[Meme] EPO: Breaking the Law as a Business Model
Total disregard for the EPO to sell more monopolies in Europe (to companies that are seldom European and in need of monopoly)
The EPO's Central Staff Committee (CSC) on New Ways of Working (NWoW) and “Bringing Teams Together” (BTT)
The latest publication from the Central Staff Committee (CSC)
Volunteers wanted: Unknown Suspects team
Reprinted with permission from Daniel Pocock
Debian trademark: where does the value come from?
Reprinted with permission from Daniel Pocock
Detecting suspicious transactions in the Wikimedia grants process
Reprinted with permission from Daniel Pocock
Links 23/04/2024: US Doubles Down on Patent Obviousness, North Korea Practices Nuclear Conflict
Links for the day
Stardust Nightclub Tragedy, Unlawful killing, Censorship & Debian Scapegoating
Reprinted with permission from Daniel Pocock
Gunnar Wolf & Debian Modern Slavery punishments
Reprinted with permission from Daniel Pocock
On DebConf and Debian 'Bedroom Nepotism' (Connected to Canonical, Red Hat, and Google)
Why the public must know suppressed facts (which women themselves are voicing concerns about; some men muzzle them to save face)
Several Years After Vista 11 Came Out Few People in Africa Use It, Its Relative Share Declines (People Delete It and Move to BSD/GNU/Linux?)
These trends are worth discussing
Canonical, Ubuntu & Debian DebConf19 Diversity Girls email
Reprinted with permission from disguised.work
Links 23/04/2024: Escalations Around Poland, Microsoft Shares Dumped
Links for the day
Gemini Links 23/04/2024: Offline PSP Media Player and OpenBSD on ThinkPad
Links for the day
Amaya Rodrigo Sastre, Holger Levsen & Debian DebConf6 fight

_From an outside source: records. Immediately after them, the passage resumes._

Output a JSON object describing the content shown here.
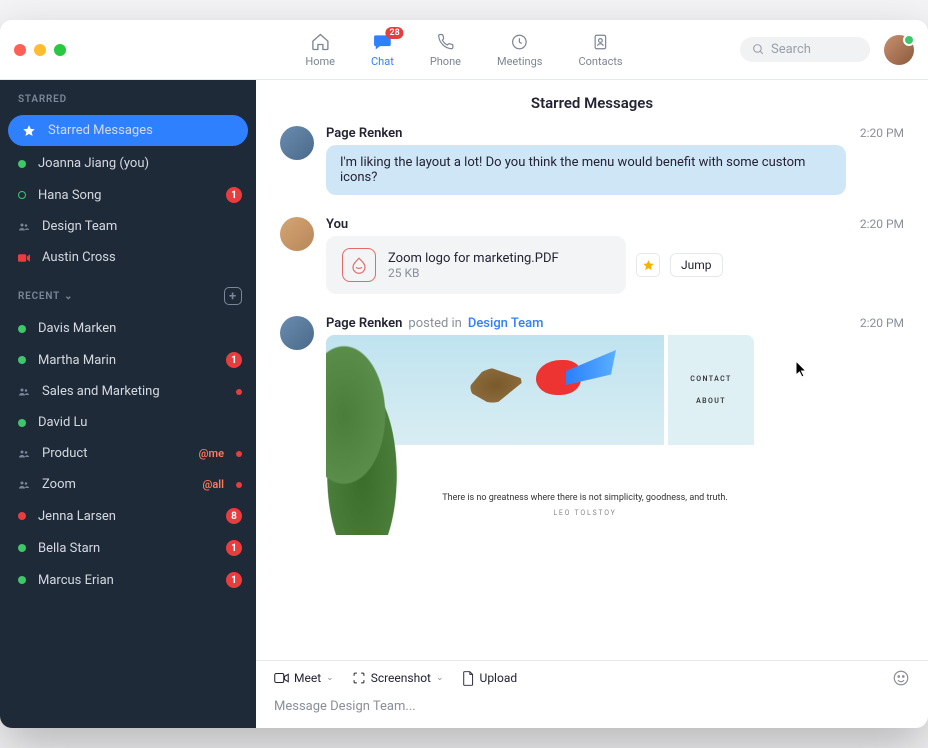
{
  "nav": {
    "home": "Home",
    "chat": "Chat",
    "chat_badge": "28",
    "phone": "Phone",
    "meetings": "Meetings",
    "contacts": "Contacts"
  },
  "search": {
    "placeholder": "Search"
  },
  "sidebar": {
    "starred_header": "STARRED",
    "recent_header": "RECENT",
    "starred": [
      {
        "label": "Starred Messages"
      },
      {
        "label": "Joanna Jiang (you)"
      },
      {
        "label": "Hana Song",
        "badge": "1"
      },
      {
        "label": "Design Team"
      },
      {
        "label": "Austin Cross"
      }
    ],
    "recent": [
      {
        "label": "Davis Marken"
      },
      {
        "label": "Martha Marin",
        "badge": "1"
      },
      {
        "label": "Sales and Marketing"
      },
      {
        "label": "David Lu"
      },
      {
        "label": "Product",
        "mention": "@me"
      },
      {
        "label": "Zoom",
        "mention": "@all"
      },
      {
        "label": "Jenna Larsen",
        "badge": "8"
      },
      {
        "label": "Bella Starn",
        "badge": "1"
      },
      {
        "label": "Marcus Erian",
        "badge": "1"
      }
    ]
  },
  "main": {
    "title": "Starred Messages",
    "messages": [
      {
        "author": "Page Renken",
        "time": "2:20 PM",
        "text": "I'm liking the layout a lot! Do you think the menu would benefit with some custom icons?"
      },
      {
        "author": "You",
        "time": "2:20 PM",
        "file": {
          "name": "Zoom logo for marketing.PDF",
          "size": "25 KB"
        },
        "jump": "Jump"
      },
      {
        "author": "Page Renken",
        "posted_in_label": "posted in",
        "channel": "Design Team",
        "time": "2:20 PM",
        "card": {
          "contact": "CONTACT",
          "about": "ABOUT",
          "quote": "There is no greatness where there is not simplicity, goodness, and truth.",
          "attribution": "LEO TOLSTOY"
        }
      }
    ]
  },
  "composer": {
    "meet": "Meet",
    "screenshot": "Screenshot",
    "upload": "Upload",
    "placeholder": "Message Design Team..."
  }
}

Reprinted with permission from disguised.work
DebConf8: who slept with who? Rooming list leaked
Reprinted with permission from disguised.work
Bruce Perens & Debian: swiping the Open Source trademark
Reprinted with permission from disguised.work
Ean Schuessler & Debian SPI OSI trademark disputes
Reprinted with permission from disguised.work
Windows in Sudan: From 99.15% to 2.12%
With conflict in Sudan, plus the occasional escalation/s, buying a laptop with Vista 11 isn't a high priority
Anatomy of a Cancel Mob Campaign
how they go about
[Meme] The 'Cancel Culture' and Its 'Hit List'
organisers are being contacted by the 'cancel mob'
Richard Stallman's Next Public Talk is on Friday, 17:30 in Córdoba (Spain), FSF Cannot Mention It
Any attempt to marginalise founders isn't unprecedented as a strategy
IRC Proceedings: Monday, April 22, 2024
IRC logs for Monday, April 22, 2024
Over at Tux Machines...
GNU/Linux news for the past day
Don't trust me. Trust the voters.
Reprinted with permission from Daniel Pocock
Chris Lamb & Debian demanded Ubuntu censor my blog
Reprinted with permission from disguised.work
Ean Schuessler, Branden Robinson & Debian SPI accounting crisis
Reprinted with permission from disguised.work
William Lee Irwin III, Michael Schultheiss & Debian, Oracle, Russian kernel scandal
Reprinted with permission from disguised.work